Jinah Kim is Assistant Professor of South Asian Art in the Department of History of Art and Architecture at Harvard University, Cambridge.
Visions and the Visual: Color in Esoteric Buddhist Visual Practices in Medieval South Asia
(September–June)

Jennifer M. S. Stager (Villa) received her PhD from the History of Art Department at the University of California, Berkeley.
The Embodiment of Color in Ancient Mediterranean Art
(September–June)

Volkswagen Foundation Fellow


Jan von Brevern is Postdoctoral Researcher at the Kunsthistorisches Institut at the Freie Universität Berlin, Germany.
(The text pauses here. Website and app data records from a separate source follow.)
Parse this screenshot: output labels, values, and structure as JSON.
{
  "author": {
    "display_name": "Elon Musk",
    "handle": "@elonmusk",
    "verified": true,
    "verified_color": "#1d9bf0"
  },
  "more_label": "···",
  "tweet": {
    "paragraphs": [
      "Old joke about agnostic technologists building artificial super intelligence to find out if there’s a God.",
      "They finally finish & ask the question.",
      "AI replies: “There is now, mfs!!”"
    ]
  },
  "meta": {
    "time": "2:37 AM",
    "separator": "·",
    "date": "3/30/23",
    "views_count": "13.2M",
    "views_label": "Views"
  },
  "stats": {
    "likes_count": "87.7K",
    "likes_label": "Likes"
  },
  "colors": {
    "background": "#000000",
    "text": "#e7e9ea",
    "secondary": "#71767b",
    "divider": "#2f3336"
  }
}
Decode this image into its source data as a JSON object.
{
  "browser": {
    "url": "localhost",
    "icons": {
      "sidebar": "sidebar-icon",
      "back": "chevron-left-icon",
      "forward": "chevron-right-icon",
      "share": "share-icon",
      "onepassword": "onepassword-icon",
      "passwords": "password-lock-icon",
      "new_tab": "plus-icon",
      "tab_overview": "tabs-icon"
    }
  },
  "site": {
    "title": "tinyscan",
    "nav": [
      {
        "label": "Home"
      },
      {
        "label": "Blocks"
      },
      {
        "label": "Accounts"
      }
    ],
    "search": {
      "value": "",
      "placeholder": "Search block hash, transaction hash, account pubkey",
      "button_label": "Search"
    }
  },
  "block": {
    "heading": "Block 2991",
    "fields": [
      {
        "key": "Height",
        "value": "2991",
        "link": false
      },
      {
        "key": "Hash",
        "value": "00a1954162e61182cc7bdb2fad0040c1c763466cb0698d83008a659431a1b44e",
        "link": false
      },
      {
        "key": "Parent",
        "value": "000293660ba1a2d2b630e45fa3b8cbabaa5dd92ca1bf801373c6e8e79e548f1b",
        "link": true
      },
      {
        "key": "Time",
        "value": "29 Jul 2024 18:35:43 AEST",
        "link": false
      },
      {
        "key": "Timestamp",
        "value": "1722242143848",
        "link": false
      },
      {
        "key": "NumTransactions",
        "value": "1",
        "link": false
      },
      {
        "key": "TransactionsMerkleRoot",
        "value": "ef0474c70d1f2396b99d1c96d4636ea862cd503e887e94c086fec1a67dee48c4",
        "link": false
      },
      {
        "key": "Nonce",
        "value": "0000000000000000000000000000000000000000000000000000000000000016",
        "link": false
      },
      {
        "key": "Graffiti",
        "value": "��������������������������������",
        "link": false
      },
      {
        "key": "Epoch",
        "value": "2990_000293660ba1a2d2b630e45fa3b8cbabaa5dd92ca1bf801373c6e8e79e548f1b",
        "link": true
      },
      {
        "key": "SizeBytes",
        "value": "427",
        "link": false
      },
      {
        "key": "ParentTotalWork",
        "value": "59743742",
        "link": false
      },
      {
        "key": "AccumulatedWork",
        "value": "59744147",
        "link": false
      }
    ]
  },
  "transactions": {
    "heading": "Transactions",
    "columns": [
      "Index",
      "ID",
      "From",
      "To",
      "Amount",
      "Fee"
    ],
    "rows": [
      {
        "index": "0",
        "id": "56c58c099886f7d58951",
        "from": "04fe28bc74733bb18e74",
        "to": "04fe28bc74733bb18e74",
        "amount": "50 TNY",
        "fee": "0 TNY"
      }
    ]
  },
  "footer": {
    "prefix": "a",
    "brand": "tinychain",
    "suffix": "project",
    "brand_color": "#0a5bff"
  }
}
He specializes in the history of photography.
Color into Gray: An Alternative History of Early Black and White Photography
(September–June)

Museum Guest Scholars


Ronni Baer is William and Ann Elfers Senior Curator of Paintings at the Museum of Fine Arts, Boston.
Host department: Paintings
(January–March)

Maureen Cassidy-Geiger is an independent scholar and decorative arts specialist based in New York.
Host department: Sculpture and Decorative Arts
(April–June)

Brigid Globensky is Senior Director of Education and Public Programs at the Milwaukee Art Museum, Wisconsin.
Host department: Education
(January–March)

Peter Kidd is an independent scholar based in London, England.
Host department: Manuscripts
(July–September)

William W. Robinson is Maida and George Abrams Curator of Drawings in the Division of European and American Art at Harvard Art Museums/Fogg Museum, Cambridge, Massachusetts.
Host department: Drawings
(July–September)

Sara Stevenson is Honorary Senior Research Fellow in the School of Culture and Creative Arts at the University of Glasgow, Scotland.
Host department: Photographs
(September–December)

Diane Wolfthal (Villa) is David and Caroline Minter Chair in the Humanities in the Department of Art History at Rice University, Houston.
Host department: Associate Director of Collections
(April–June)



Graduate Consortium Winter 2013



Graduate Consortium

2012-2012 Scholar Year Poster: Color

Have a Question?


Contact the GRIContact the GRI
Contact Reproductions & PermissionsContact Reproductions & Permissions
Subscribe to GRI e-NewsSubscribe to GRI e-News